EXERCISE:
All lines from the one that has "What's the underlying" onward to the end of the records below are to be returned exactly; pictures are to be skipped.

Extracted records
[Start of section]

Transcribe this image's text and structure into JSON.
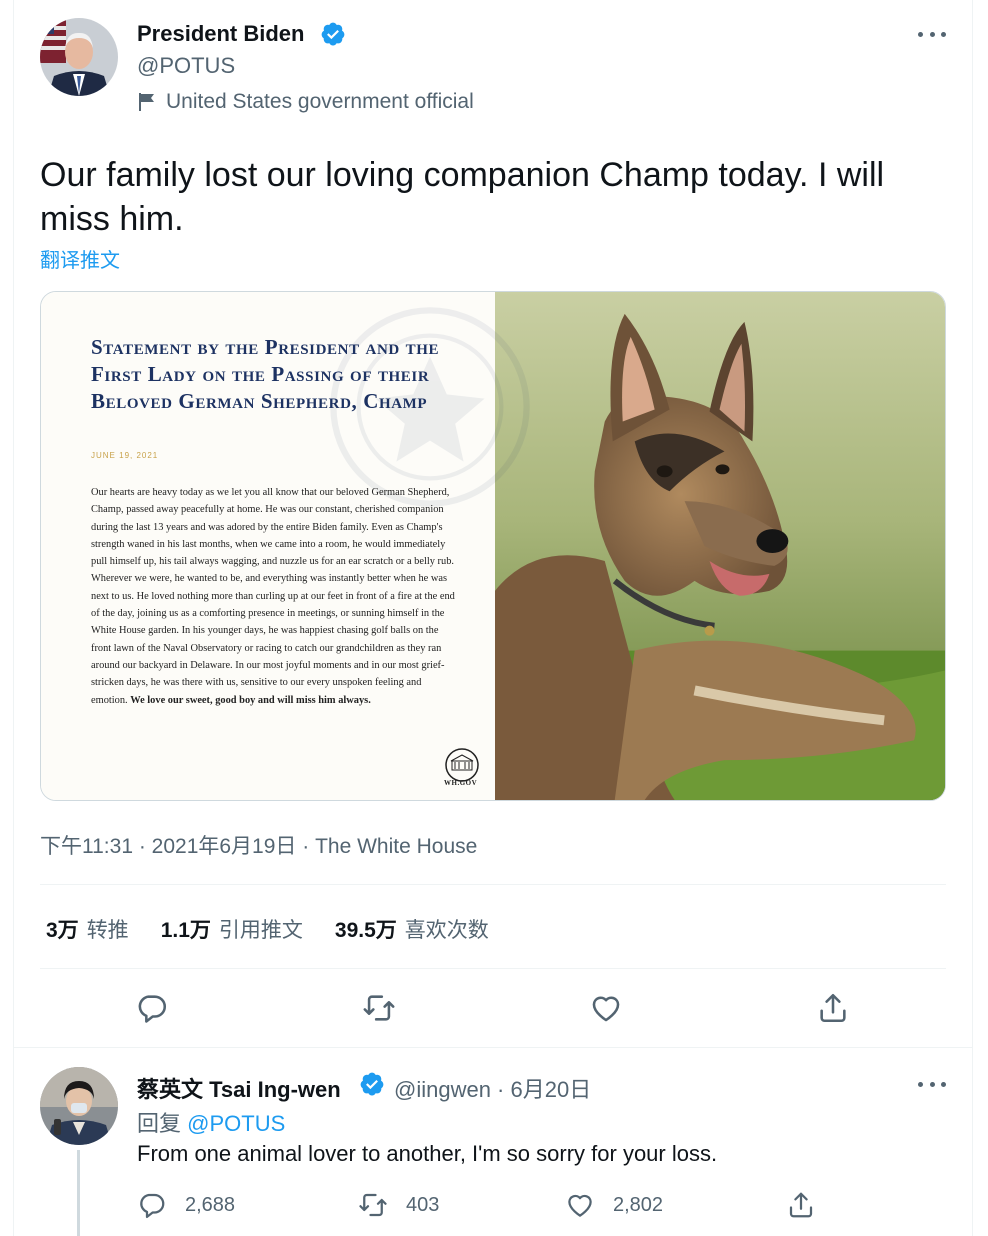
{
  "tweet": {
    "author_name": "President Biden",
    "author_handle": "@POTUS",
    "gov_label": "United States government official",
    "text": "Our family lost our loving companion Champ today. I will miss him.",
    "translate_label": "翻译推文",
    "statement": {
      "title": "Statement by the President and the First Lady on the Passing of their Beloved German Shepherd, Champ",
      "date": "JUNE 19, 2021",
      "body": "Our hearts are heavy today as we let you all know that our beloved German Shepherd, Champ, passed away peacefully at home. He was our constant, cherished companion during the last 13 years and was adored by the entire Biden family. Even as Champ's strength waned in his last months, when we came into a room, he would immediately pull himself up, his tail always wagging, and nuzzle us for an ear scratch or a belly rub. Wherever we were, he wanted to be, and everything was instantly better when he was next to us. He loved nothing more than curling up at our feet in front of a fire at the end of the day, joining us as a comforting presence in meetings, or sunning himself in the White House garden. In his younger days, he was happiest chasing golf balls on the front lawn of the Naval Observatory or racing to catch our grandchildren as they ran around our backyard in Delaware. In our most joyful moments and in our most grief-stricken days, he was there with us, sensitive to our every unspoken feeling and emotion.",
      "body_bold": "We love our sweet, good boy and will miss him always.",
      "seal_caption": "WH.GOV"
    },
    "meta": "下午11:31 · 2021年6月19日 · The White House",
    "stats": [
      {
        "count": "3万",
        "label": "转推"
      },
      {
        "count": "1.1万",
        "label": "引用推文"
      },
      {
        "count": "39.5万",
        "label": "喜欢次数"
      }
    ]
  },
  "reply": {
    "author_name": "蔡英文 Tsai Ing-wen",
    "author_handle_date": "@iingwen · 6月20日",
    "reply_prefix": "回复",
    "reply_target": "@POTUS",
    "text": "From one animal lover to another, I'm so sorry for your loss.",
    "replies": "2,688",
    "retweets": "403",
    "likes": "2,802"
  },
  "colors": {
    "accent": "#1d9bf0",
    "text_primary": "#0f1419",
    "text_secondary": "#536471",
    "statement_title": "#1d3262",
    "statement_date": "#c8a24a"
  },
  "icons": [
    "verified-badge-icon",
    "more-icon",
    "flag-icon",
    "reply-icon",
    "retweet-icon",
    "like-icon",
    "share-icon",
    "white-house-seal-icon"
  ]
}
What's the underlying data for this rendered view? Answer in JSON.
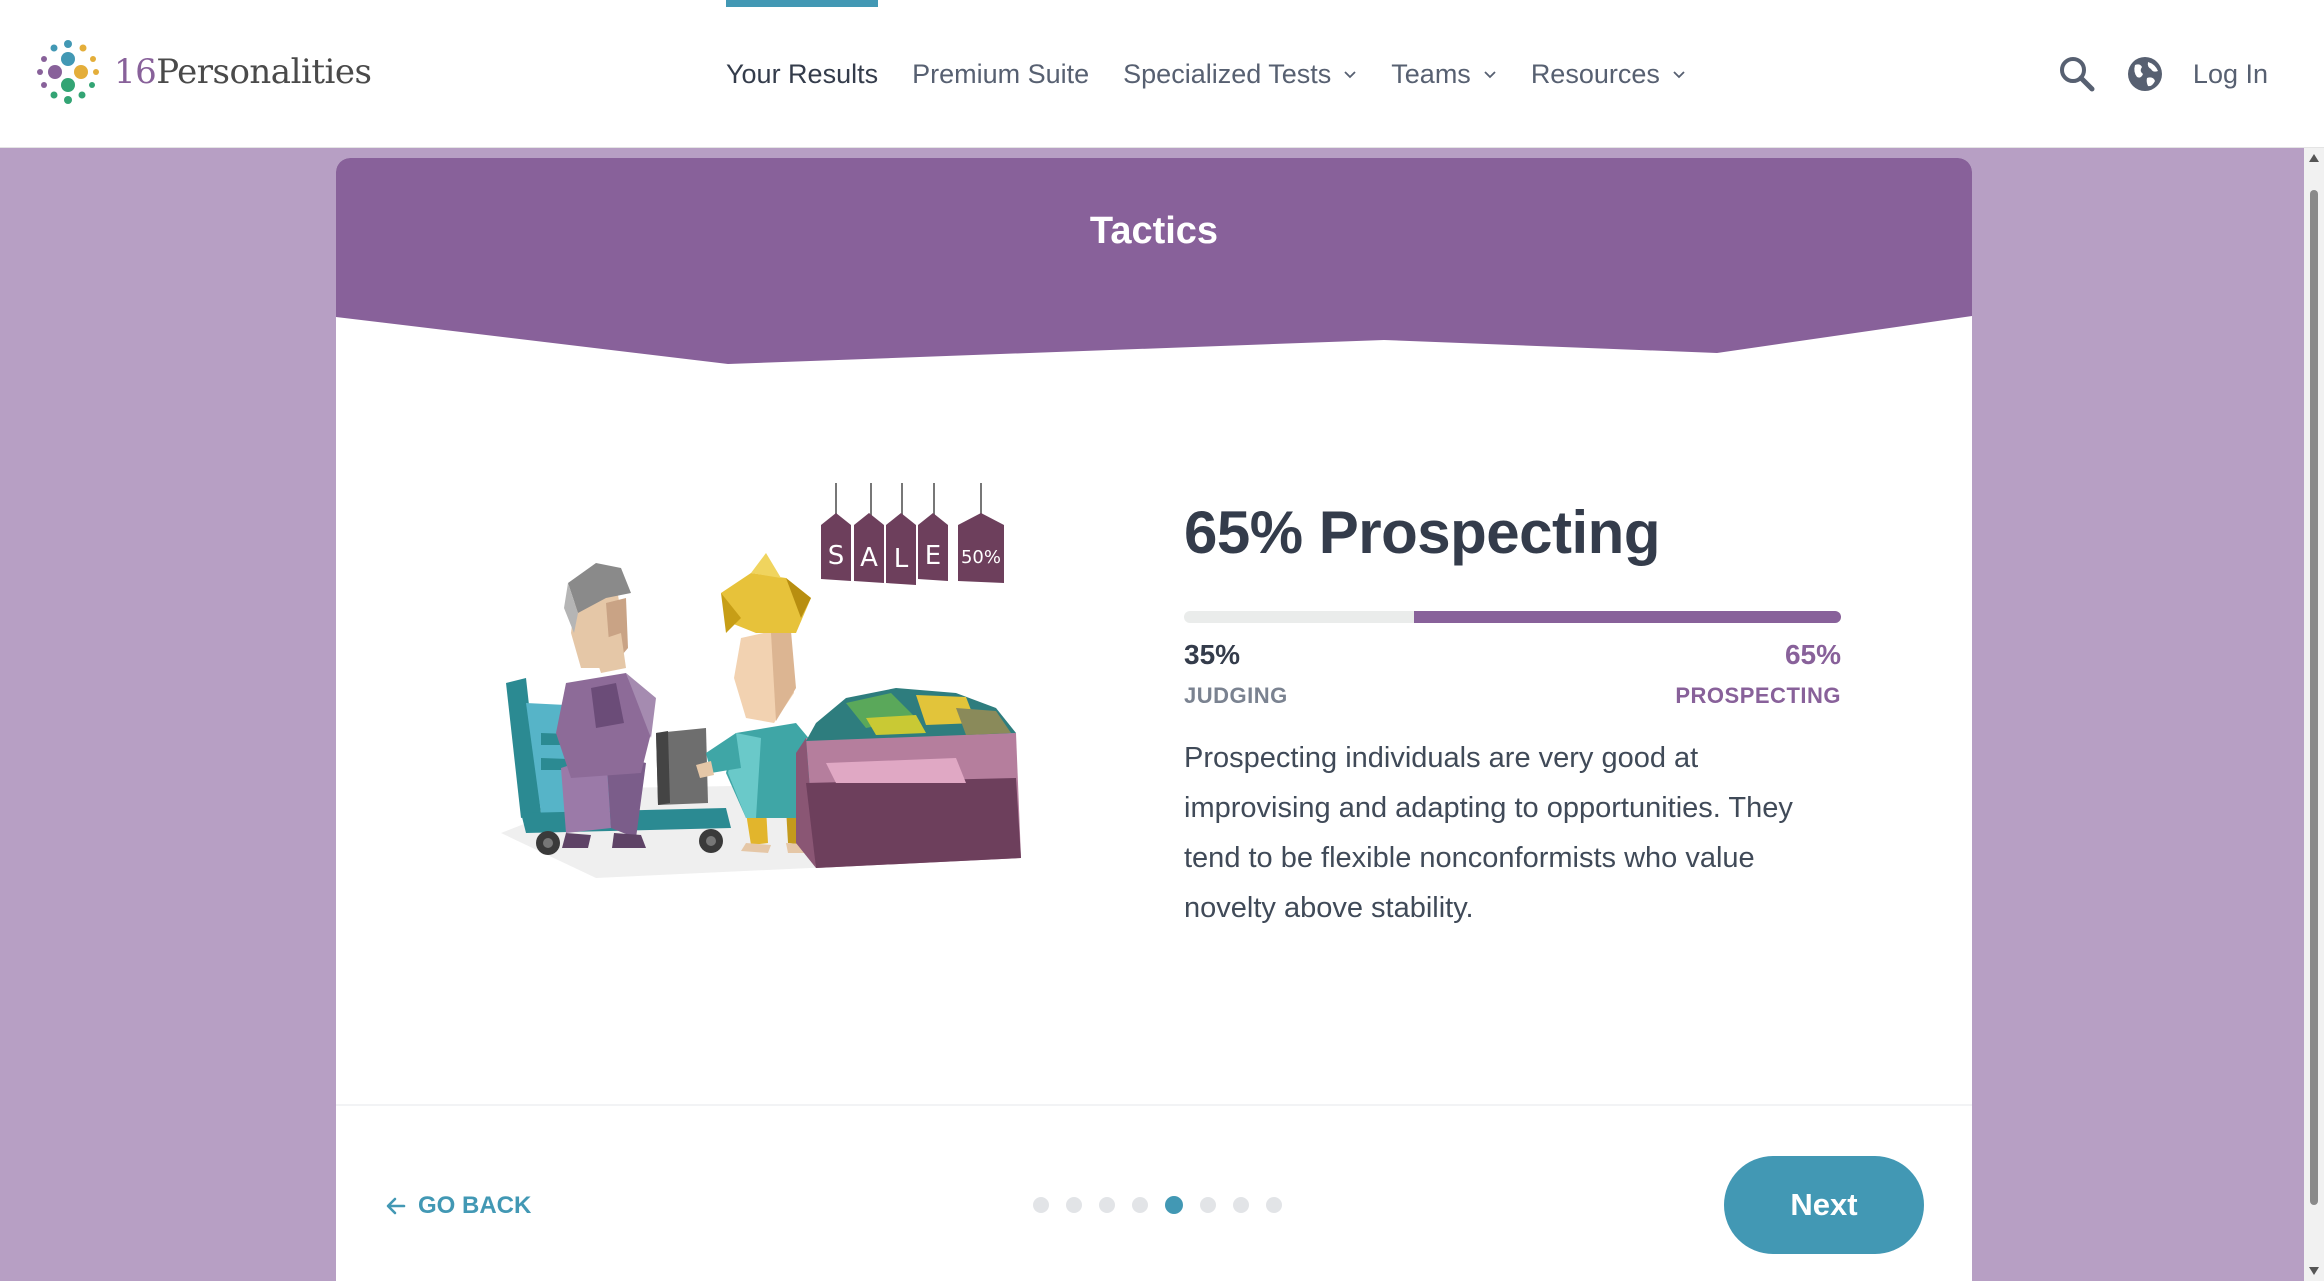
{
  "header": {
    "logo_number": "16",
    "logo_word": "Personalities",
    "nav": [
      {
        "label": "Your Results",
        "dropdown": false,
        "active": true
      },
      {
        "label": "Premium Suite",
        "dropdown": false,
        "active": false
      },
      {
        "label": "Specialized Tests",
        "dropdown": true,
        "active": false
      },
      {
        "label": "Teams",
        "dropdown": true,
        "active": false
      },
      {
        "label": "Resources",
        "dropdown": true,
        "active": false
      }
    ],
    "icons": [
      "search-icon",
      "globe-icon"
    ],
    "login_label": "Log In"
  },
  "card": {
    "title": "Tactics",
    "illustration_sign": {
      "letters": [
        "S",
        "A",
        "L",
        "E"
      ],
      "discount": "50%"
    },
    "result": {
      "percent": 65,
      "heading": "65% Prospecting",
      "left_pct": "35%",
      "left_trait": "JUDGING",
      "right_pct": "65%",
      "right_trait": "PROSPECTING",
      "description": "Prospecting individuals are very good at improvising and adapting to opportunities. They tend to be flexible nonconformists who value novelty above stability."
    },
    "go_back_label": "GO BACK",
    "next_label": "Next",
    "pagination": {
      "total": 8,
      "current": 5
    }
  },
  "colors": {
    "accent_blue": "#4298b4",
    "purple": "#88619a",
    "page_background": "#b79fc4",
    "text_dark": "#343c4b"
  }
}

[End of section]

WRITTEN SOLUTION:
What's the underlying data for this rendered view? Answer in JSON.
{
  "header": {
    "logo_number": "16",
    "logo_word": "Personalities",
    "nav": [
      {
        "label": "Your Results",
        "dropdown": false,
        "active": true
      },
      {
        "label": "Premium Suite",
        "dropdown": false,
        "active": false
      },
      {
        "label": "Specialized Tests",
        "dropdown": true,
        "active": false
      },
      {
        "label": "Teams",
        "dropdown": true,
        "active": false
      },
      {
        "label": "Resources",
        "dropdown": true,
        "active": false
      }
    ],
    "icons": [
      "search-icon",
      "globe-icon"
    ],
    "login_label": "Log In"
  },
  "card": {
    "title": "Tactics",
    "illustration_sign": {
      "letters": [
        "S",
        "A",
        "L",
        "E"
      ],
      "discount": "50%"
    },
    "result": {
      "percent": 65,
      "heading": "65% Prospecting",
      "left_pct": "35%",
      "left_trait": "JUDGING",
      "right_pct": "65%",
      "right_trait": "PROSPECTING",
      "description": "Prospecting individuals are very good at improvising and adapting to opportunities. They tend to be flexible nonconformists who value novelty above stability."
    },
    "go_back_label": "GO BACK",
    "next_label": "Next",
    "pagination": {
      "total": 8,
      "current": 5
    }
  },
  "colors": {
    "accent_blue": "#4298b4",
    "purple": "#88619a",
    "page_background": "#b79fc4",
    "text_dark": "#343c4b"
  }
}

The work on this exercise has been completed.